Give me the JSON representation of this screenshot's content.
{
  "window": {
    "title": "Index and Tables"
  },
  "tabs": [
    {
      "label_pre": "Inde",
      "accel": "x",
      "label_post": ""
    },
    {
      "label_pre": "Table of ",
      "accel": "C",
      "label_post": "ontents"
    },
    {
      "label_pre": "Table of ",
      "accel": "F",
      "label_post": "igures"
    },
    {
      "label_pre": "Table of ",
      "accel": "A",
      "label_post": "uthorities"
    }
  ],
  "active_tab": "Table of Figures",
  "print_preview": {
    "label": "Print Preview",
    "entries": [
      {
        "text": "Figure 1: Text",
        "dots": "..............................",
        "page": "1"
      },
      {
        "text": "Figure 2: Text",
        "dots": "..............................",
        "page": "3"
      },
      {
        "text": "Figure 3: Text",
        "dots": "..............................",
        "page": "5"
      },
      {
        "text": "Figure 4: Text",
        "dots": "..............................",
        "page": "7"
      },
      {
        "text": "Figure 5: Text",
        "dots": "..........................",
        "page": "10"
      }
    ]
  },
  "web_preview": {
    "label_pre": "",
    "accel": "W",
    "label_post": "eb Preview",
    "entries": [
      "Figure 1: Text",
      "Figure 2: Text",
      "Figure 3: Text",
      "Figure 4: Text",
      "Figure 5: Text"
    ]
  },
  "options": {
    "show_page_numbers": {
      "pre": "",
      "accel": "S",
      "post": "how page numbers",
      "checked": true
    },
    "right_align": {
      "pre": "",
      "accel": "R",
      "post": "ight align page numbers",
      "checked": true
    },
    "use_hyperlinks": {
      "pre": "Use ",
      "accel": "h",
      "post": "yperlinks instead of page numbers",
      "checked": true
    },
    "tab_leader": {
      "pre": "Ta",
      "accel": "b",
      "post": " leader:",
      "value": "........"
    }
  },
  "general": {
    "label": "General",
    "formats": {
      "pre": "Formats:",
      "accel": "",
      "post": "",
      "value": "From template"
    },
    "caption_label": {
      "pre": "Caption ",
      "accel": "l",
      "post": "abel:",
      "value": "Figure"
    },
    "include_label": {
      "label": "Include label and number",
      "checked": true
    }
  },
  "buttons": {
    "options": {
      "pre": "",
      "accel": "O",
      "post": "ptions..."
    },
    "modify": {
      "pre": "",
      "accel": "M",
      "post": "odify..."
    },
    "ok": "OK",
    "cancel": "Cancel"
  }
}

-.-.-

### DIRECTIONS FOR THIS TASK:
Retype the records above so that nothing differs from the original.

### EXERCISE OUTPUT:
Give me the JSON representation of this screenshot's content.
{
  "window": {
    "title": "Index and Tables"
  },
  "tabs": [
    {
      "label_pre": "Inde",
      "accel": "x",
      "label_post": ""
    },
    {
      "label_pre": "Table of ",
      "accel": "C",
      "label_post": "ontents"
    },
    {
      "label_pre": "Table of ",
      "accel": "F",
      "label_post": "igures"
    },
    {
      "label_pre": "Table of ",
      "accel": "A",
      "label_post": "uthorities"
    }
  ],
  "active_tab": "Table of Figures",
  "print_preview": {
    "label": "Print Preview",
    "entries": [
      {
        "text": "Figure 1: Text",
        "dots": "..............................",
        "page": "1"
      },
      {
        "text": "Figure 2: Text",
        "dots": "..............................",
        "page": "3"
      },
      {
        "text": "Figure 3: Text",
        "dots": "..............................",
        "page": "5"
      },
      {
        "text": "Figure 4: Text",
        "dots": "..............................",
        "page": "7"
      },
      {
        "text": "Figure 5: Text",
        "dots": "..........................",
        "page": "10"
      }
    ]
  },
  "web_preview": {
    "label_pre": "",
    "accel": "W",
    "label_post": "eb Preview",
    "entries": [
      "Figure 1: Text",
      "Figure 2: Text",
      "Figure 3: Text",
      "Figure 4: Text",
      "Figure 5: Text"
    ]
  },
  "options": {
    "show_page_numbers": {
      "pre": "",
      "accel": "S",
      "post": "how page numbers",
      "checked": true
    },
    "right_align": {
      "pre": "",
      "accel": "R",
      "post": "ight align page numbers",
      "checked": true
    },
    "use_hyperlinks": {
      "pre": "Use ",
      "accel": "h",
      "post": "yperlinks instead of page numbers",
      "checked": true
    },
    "tab_leader": {
      "pre": "Ta",
      "accel": "b",
      "post": " leader:",
      "value": "........"
    }
  },
  "general": {
    "label": "General",
    "formats": {
      "pre": "Formats:",
      "accel": "",
      "post": "",
      "value": "From template"
    },
    "caption_label": {
      "pre": "Caption ",
      "accel": "l",
      "post": "abel:",
      "value": "Figure"
    },
    "include_label": {
      "label": "Include label and number",
      "checked": true
    }
  },
  "buttons": {
    "options": {
      "pre": "",
      "accel": "O",
      "post": "ptions..."
    },
    "modify": {
      "pre": "",
      "accel": "M",
      "post": "odify..."
    },
    "ok": "OK",
    "cancel": "Cancel"
  }
}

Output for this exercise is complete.